■ **EXERCISE AIM**
If a record holds a picture, leave the picture out and copy everything else exactly.

■ **DATA FOR THE TASK**
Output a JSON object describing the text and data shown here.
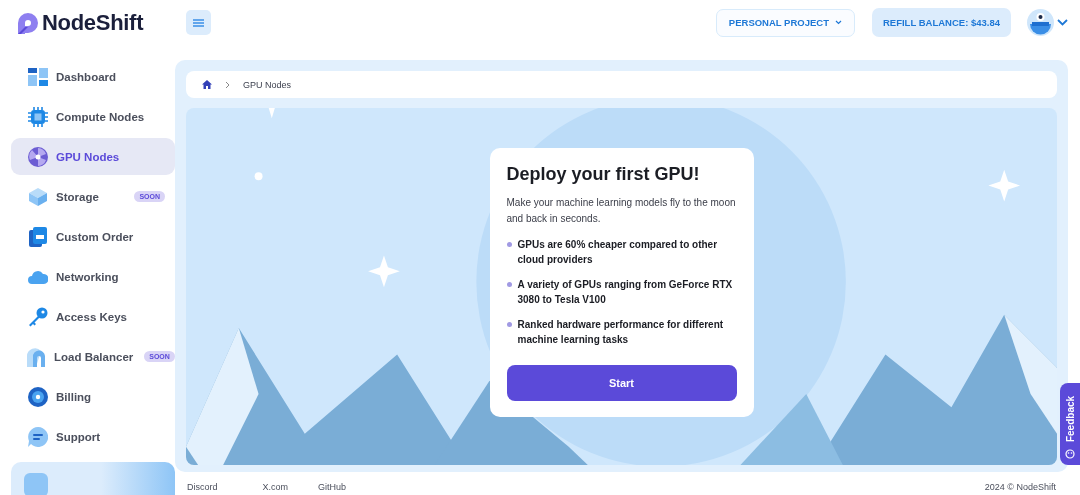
{
  "brand": {
    "name": "NodeShift"
  },
  "header": {
    "project": "PERSONAL PROJECT",
    "balance": "REFILL BALANCE: $43.84"
  },
  "sidebar": {
    "items": [
      {
        "label": "Dashboard",
        "selected": false
      },
      {
        "label": "Compute Nodes",
        "selected": false
      },
      {
        "label": "GPU Nodes",
        "selected": true
      },
      {
        "label": "Storage",
        "selected": false,
        "badge": "SOON"
      },
      {
        "label": "Custom Order",
        "selected": false
      },
      {
        "label": "Networking",
        "selected": false
      },
      {
        "label": "Access Keys",
        "selected": false
      },
      {
        "label": "Load Balancer",
        "selected": false,
        "badge": "SOON"
      },
      {
        "label": "Billing",
        "selected": false
      },
      {
        "label": "Support",
        "selected": false
      }
    ]
  },
  "breadcrumb": [
    "GPU Nodes"
  ],
  "card": {
    "title": "Deploy your first GPU!",
    "text": "Make your machine learning models fly to the moon and back in seconds.",
    "bullets": [
      "GPUs are 60% cheaper compared to other cloud providers",
      "A variety of GPUs ranging from GeForce RTX 3080 to Tesla V100",
      "Ranked hardware performance for different machine learning tasks"
    ],
    "button": "Start"
  },
  "feedback": "Feedback",
  "footer": {
    "links": [
      "Discord",
      "X.com",
      "GitHub"
    ],
    "copyright": "2024 © NodeShift"
  }
}
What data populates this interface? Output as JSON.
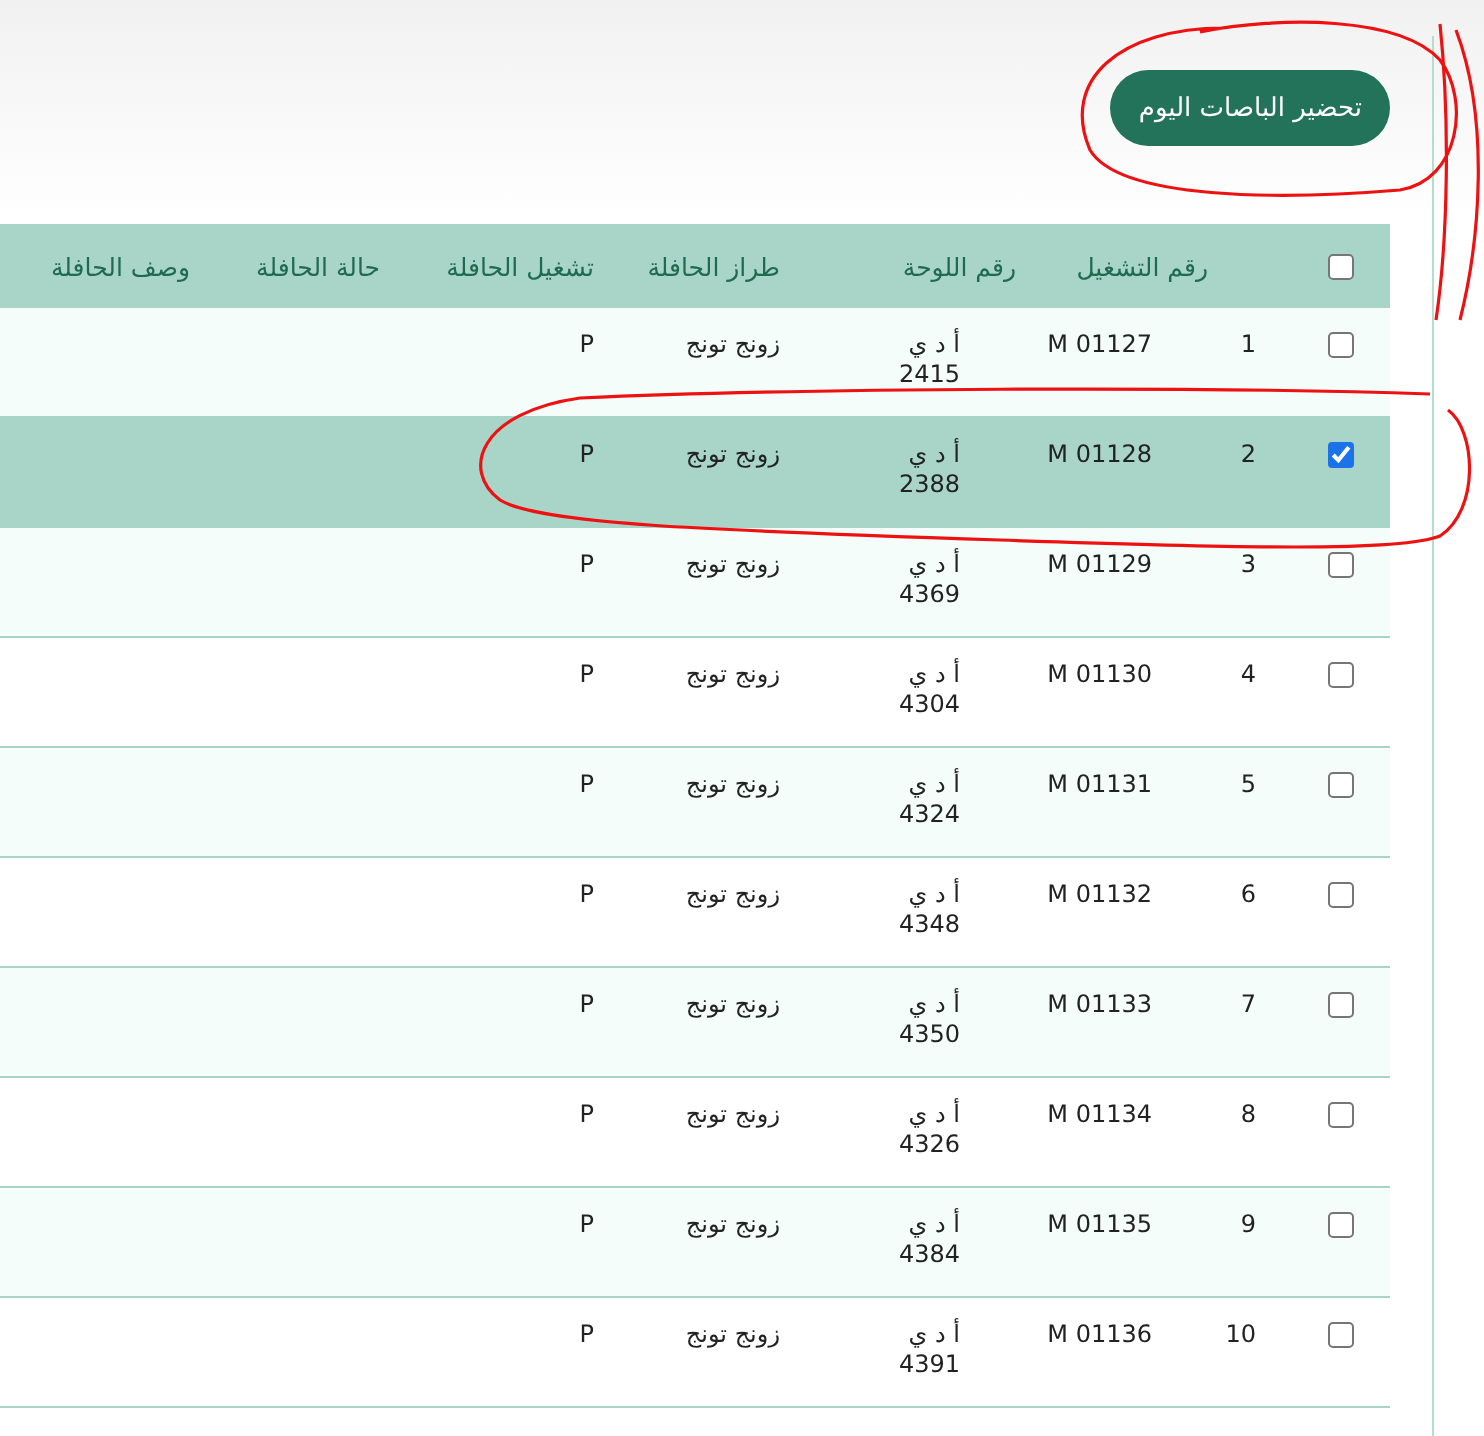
{
  "action_button": {
    "label": "تحضير الباصات اليوم"
  },
  "table": {
    "select_all": {
      "checked": false
    },
    "columns": [
      "",
      "رقم التشغيل",
      "رقم اللوحة",
      "طراز الحافلة",
      "تشغيل الحافلة",
      "حالة الحافلة",
      "وصف الحافلة"
    ],
    "rows": [
      {
        "selected": false,
        "cells": [
          "1",
          "M 01127",
          "أ د ي 2415",
          "زونج تونج",
          "P",
          "",
          ""
        ]
      },
      {
        "selected": true,
        "cells": [
          "2",
          "M 01128",
          "أ د ي 2388",
          "زونج تونج",
          "P",
          "",
          ""
        ]
      },
      {
        "selected": false,
        "cells": [
          "3",
          "M 01129",
          "أ د ي 4369",
          "زونج تونج",
          "P",
          "",
          ""
        ]
      },
      {
        "selected": false,
        "cells": [
          "4",
          "M 01130",
          "أ د ي 4304",
          "زونج تونج",
          "P",
          "",
          ""
        ]
      },
      {
        "selected": false,
        "cells": [
          "5",
          "M 01131",
          "أ د ي 4324",
          "زونج تونج",
          "P",
          "",
          ""
        ]
      },
      {
        "selected": false,
        "cells": [
          "6",
          "M 01132",
          "أ د ي 4348",
          "زونج تونج",
          "P",
          "",
          ""
        ]
      },
      {
        "selected": false,
        "cells": [
          "7",
          "M 01133",
          "أ د ي 4350",
          "زونج تونج",
          "P",
          "",
          ""
        ]
      },
      {
        "selected": false,
        "cells": [
          "8",
          "M 01134",
          "أ د ي 4326",
          "زونج تونج",
          "P",
          "",
          ""
        ]
      },
      {
        "selected": false,
        "cells": [
          "9",
          "M 01135",
          "أ د ي 4384",
          "زونج تونج",
          "P",
          "",
          ""
        ]
      },
      {
        "selected": false,
        "cells": [
          "10",
          "M 01136",
          "أ د ي 4391",
          "زونج تونج",
          "P",
          "",
          ""
        ]
      }
    ]
  }
}
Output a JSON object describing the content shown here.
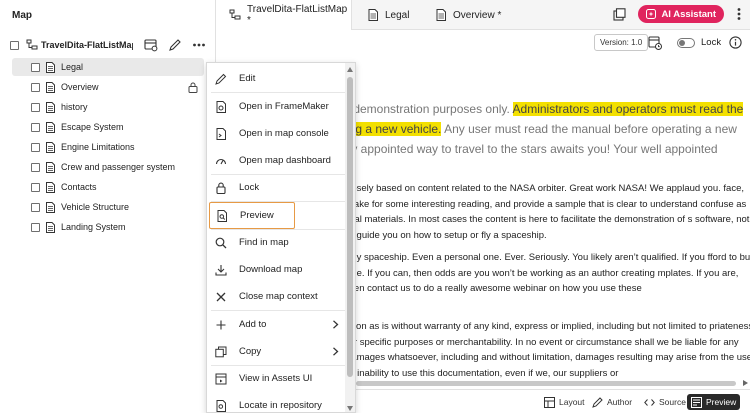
{
  "panel": {
    "title": "Map"
  },
  "map_root": {
    "label": "TravelDita-FlatListMap"
  },
  "tree_items": [
    {
      "label": "Legal",
      "selected": true,
      "locked": false
    },
    {
      "label": "Overview",
      "selected": false,
      "locked": true
    },
    {
      "label": "history",
      "selected": false,
      "locked": false
    },
    {
      "label": "Escape System",
      "selected": false,
      "locked": false
    },
    {
      "label": "Engine Limitations",
      "selected": false,
      "locked": false
    },
    {
      "label": "Crew and passenger system",
      "selected": false,
      "locked": false
    },
    {
      "label": "Contacts",
      "selected": false,
      "locked": false
    },
    {
      "label": "Vehicle Structure",
      "selected": false,
      "locked": false
    },
    {
      "label": "Landing System",
      "selected": false,
      "locked": false
    }
  ],
  "tabs": [
    {
      "label": "TravelDita-FlatListMap *",
      "icon": "map-icon"
    },
    {
      "label": "Legal",
      "icon": "document-icon"
    },
    {
      "label": "Overview *",
      "icon": "document-icon"
    }
  ],
  "header": {
    "ai_assistant_label": "AI Assistant"
  },
  "editor_toolbar": {
    "version_label": "Version: 1.0",
    "lock_label": "Lock"
  },
  "content": {
    "lead_plain_1": "r demonstration purposes only. ",
    "lead_highlight_1": "Administrators and operators must read the",
    "lead_highlight_2": "ing a new vehicle.",
    "lead_plain_2": " Any user must read the manual before operating a new",
    "lead_plain_3": "lly appointed way to travel to the stars awaits you! Your well appointed",
    "paragraph_1": "posely based on content related to the NASA orbiter. Great work NASA! We applaud you. face, make for some interesting reading, and provide a sample that is clear to understand confuse as real materials. In most cases the content is here to facilitate the demonstration of s software, not to guide you on how to setup or fly a spaceship.",
    "paragraph_2": "any spaceship. Even a personal one. Ever. Seriously. You likely aren’t qualified. If you fford to buy one. If you can, then odds are you won’t be working as an author creating mplates. If you are, then contact us to do a really awesome webinar on how you use these",
    "paragraph_3": "ation as is without warranty of any kind, express or implied, including but not limited to priateness for specific purposes or merchantability. In no event or circumstance shall we be liable for any damages whatsoever, including and without limitation, damages resulting may arise from the use or inability to use this documentation, even if we, our suppliers or"
  },
  "context_menu": {
    "items": [
      {
        "label": "Edit",
        "icon": "pencil-icon"
      },
      {
        "label": "Open in FrameMaker",
        "icon": "framemaker-document-icon"
      },
      {
        "label": "Open in map console",
        "icon": "map-console-icon"
      },
      {
        "label": "Open map dashboard",
        "icon": "dashboard-icon"
      },
      {
        "label": "Lock",
        "icon": "lock-icon"
      },
      {
        "label": "Preview",
        "icon": "preview-icon"
      },
      {
        "label": "Find in map",
        "icon": "search-icon"
      },
      {
        "label": "Download map",
        "icon": "download-icon"
      },
      {
        "label": "Close map context",
        "icon": "close-icon"
      },
      {
        "label": "Add to",
        "icon": "plus-icon",
        "submenu": true
      },
      {
        "label": "Copy",
        "icon": "copy-icon",
        "submenu": true
      },
      {
        "label": "View in Assets UI",
        "icon": "assets-ui-icon"
      },
      {
        "label": "Locate in repository",
        "icon": "locate-icon"
      }
    ]
  },
  "view_modes": [
    {
      "label": "Layout",
      "icon": "layout-icon"
    },
    {
      "label": "Author",
      "icon": "author-icon"
    },
    {
      "label": "Source",
      "icon": "source-code-icon"
    },
    {
      "label": "Preview",
      "icon": "preview-icon",
      "active": true
    }
  ],
  "colors": {
    "accent": "#e0245e",
    "highlight": "#f3e000",
    "focus_ring": "#e79a45"
  }
}
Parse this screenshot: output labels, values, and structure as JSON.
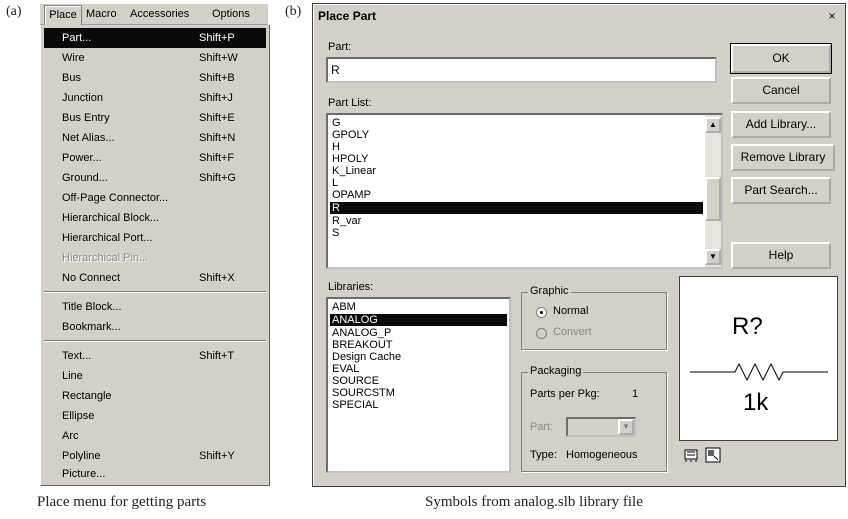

■ **SOLUTION TO THIS PROBLEM**
Output a JSON object describing the text and data shown here.
{
  "brand": {
    "name": "NodeShift"
  },
  "header": {
    "project": "PERSONAL PROJECT",
    "balance": "REFILL BALANCE: $43.84"
  },
  "sidebar": {
    "items": [
      {
        "label": "Dashboard",
        "selected": false
      },
      {
        "label": "Compute Nodes",
        "selected": false
      },
      {
        "label": "GPU Nodes",
        "selected": true
      },
      {
        "label": "Storage",
        "selected": false,
        "badge": "SOON"
      },
      {
        "label": "Custom Order",
        "selected": false
      },
      {
        "label": "Networking",
        "selected": false
      },
      {
        "label": "Access Keys",
        "selected": false
      },
      {
        "label": "Load Balancer",
        "selected": false,
        "badge": "SOON"
      },
      {
        "label": "Billing",
        "selected": false
      },
      {
        "label": "Support",
        "selected": false
      }
    ]
  },
  "breadcrumb": [
    "GPU Nodes"
  ],
  "card": {
    "title": "Deploy your first GPU!",
    "text": "Make your machine learning models fly to the moon and back in seconds.",
    "bullets": [
      "GPUs are 60% cheaper compared to other cloud providers",
      "A variety of GPUs ranging from GeForce RTX 3080 to Tesla V100",
      "Ranked hardware performance for different machine learning tasks"
    ],
    "button": "Start"
  },
  "feedback": "Feedback",
  "footer": {
    "links": [
      "Discord",
      "X.com",
      "GitHub"
    ],
    "copyright": "2024 © NodeShift"
  }
}
What data populates this interface? Output as JSON.
{
  "action_button": {
    "label": "تحضير الباصات اليوم"
  },
  "table": {
    "select_all": {
      "checked": false
    },
    "columns": [
      "",
      "رقم التشغيل",
      "رقم اللوحة",
      "طراز الحافلة",
      "تشغيل الحافلة",
      "حالة الحافلة",
      "وصف الحافلة"
    ],
    "rows": [
      {
        "selected": false,
        "cells": [
          "1",
          "M 01127",
          "أ د ي 2415",
          "زونج تونج",
          "P",
          "",
          ""
        ]
      },
      {
        "selected": true,
        "cells": [
          "2",
          "M 01128",
          "أ د ي 2388",
          "زونج تونج",
          "P",
          "",
          ""
        ]
      },
      {
        "selected": false,
        "cells": [
          "3",
          "M 01129",
          "أ د ي 4369",
          "زونج تونج",
          "P",
          "",
          ""
        ]
      },
      {
        "selected": false,
        "cells": [
          "4",
          "M 01130",
          "أ د ي 4304",
          "زونج تونج",
          "P",
          "",
          ""
        ]
      },
      {
        "selected": false,
        "cells": [
          "5",
          "M 01131",
          "أ د ي 4324",
          "زونج تونج",
          "P",
          "",
          ""
        ]
      },
      {
        "selected": false,
        "cells": [
          "6",
          "M 01132",
          "أ د ي 4348",
          "زونج تونج",
          "P",
          "",
          ""
        ]
      },
      {
        "selected": false,
        "cells": [
          "7",
          "M 01133",
          "أ د ي 4350",
          "زونج تونج",
          "P",
          "",
          ""
        ]
      },
      {
        "selected": false,
        "cells": [
          "8",
          "M 01134",
          "أ د ي 4326",
          "زونج تونج",
          "P",
          "",
          ""
        ]
      },
      {
        "selected": false,
        "cells": [
          "9",
          "M 01135",
          "أ د ي 4384",
          "زونج تونج",
          "P",
          "",
          ""
        ]
      },
      {
        "selected": false,
        "cells": [
          "10",
          "M 01136",
          "أ د ي 4391",
          "زونج تونج",
          "P",
          "",
          ""
        ]
      }
    ]
  }
}
Output a JSON object describing the content shown here.
{
  "panel": {
    "title": "Map"
  },
  "map_root": {
    "label": "TravelDita-FlatListMap"
  },
  "tree_items": [
    {
      "label": "Legal",
      "selected": true,
      "locked": false
    },
    {
      "label": "Overview",
      "selected": false,
      "locked": true
    },
    {
      "label": "history",
      "selected": false,
      "locked": false
    },
    {
      "label": "Escape System",
      "selected": false,
      "locked": false
    },
    {
      "label": "Engine Limitations",
      "selected": false,
      "locked": false
    },
    {
      "label": "Crew and passenger system",
      "selected": false,
      "locked": false
    },
    {
      "label": "Contacts",
      "selected": false,
      "locked": false
    },
    {
      "label": "Vehicle Structure",
      "selected": false,
      "locked": false
    },
    {
      "label": "Landing System",
      "selected": false,
      "locked": false
    }
  ],
  "tabs": [
    {
      "label": "TravelDita-FlatListMap *",
      "icon": "map-icon"
    },
    {
      "label": "Legal",
      "icon": "document-icon"
    },
    {
      "label": "Overview *",
      "icon": "document-icon"
    }
  ],
  "header": {
    "ai_assistant_label": "AI Assistant"
  },
  "editor_toolbar": {
    "version_label": "Version: 1.0",
    "lock_label": "Lock"
  },
  "content": {
    "lead_plain_1": "r demonstration purposes only. ",
    "lead_highlight_1": "Administrators and operators must read the",
    "lead_highlight_2": "ing a new vehicle.",
    "lead_plain_2": " Any user must read the manual before operating a new",
    "lead_plain_3": "lly appointed way to travel to the stars awaits you! Your well appointed",
    "paragraph_1": "posely based on content related to the NASA orbiter. Great work NASA! We applaud you. face, make for some interesting reading, and provide a sample that is clear to understand confuse as real materials. In most cases the content is here to facilitate the demonstration of s software, not to guide you on how to setup or fly a spaceship.",
    "paragraph_2": "any spaceship. Even a personal one. Ever. Seriously. You likely aren’t qualified. If you fford to buy one. If you can, then odds are you won’t be working as an author creating mplates. If you are, then contact us to do a really awesome webinar on how you use these",
    "paragraph_3": "ation as is without warranty of any kind, express or implied, including but not limited to priateness for specific purposes or merchantability. In no event or circumstance shall we be liable for any damages whatsoever, including and without limitation, damages resulting may arise from the use or inability to use this documentation, even if we, our suppliers or"
  },
  "context_menu": {
    "items": [
      {
        "label": "Edit",
        "icon": "pencil-icon"
      },
      {
        "label": "Open in FrameMaker",
        "icon": "framemaker-document-icon"
      },
      {
        "label": "Open in map console",
        "icon": "map-console-icon"
      },
      {
        "label": "Open map dashboard",
        "icon": "dashboard-icon"
      },
      {
        "label": "Lock",
        "icon": "lock-icon"
      },
      {
        "label": "Preview",
        "icon": "preview-icon"
      },
      {
        "label": "Find in map",
        "icon": "search-icon"
      },
      {
        "label": "Download map",
        "icon": "download-icon"
      },
      {
        "label": "Close map context",
        "icon": "close-icon"
      },
      {
        "label": "Add to",
        "icon": "plus-icon",
        "submenu": true
      },
      {
        "label": "Copy",
        "icon": "copy-icon",
        "submenu": true
      },
      {
        "label": "View in Assets UI",
        "icon": "assets-ui-icon"
      },
      {
        "label": "Locate in repository",
        "icon": "locate-icon"
      }
    ]
  },
  "view_modes": [
    {
      "label": "Layout",
      "icon": "layout-icon"
    },
    {
      "label": "Author",
      "icon": "author-icon"
    },
    {
      "label": "Source",
      "icon": "source-code-icon"
    },
    {
      "label": "Preview",
      "icon": "preview-icon",
      "active": true
    }
  ],
  "colors": {
    "accent": "#e0245e",
    "highlight": "#f3e000",
    "focus_ring": "#e79a45"
  }
}
Parse this screenshot: output labels, values, and structure as JSON.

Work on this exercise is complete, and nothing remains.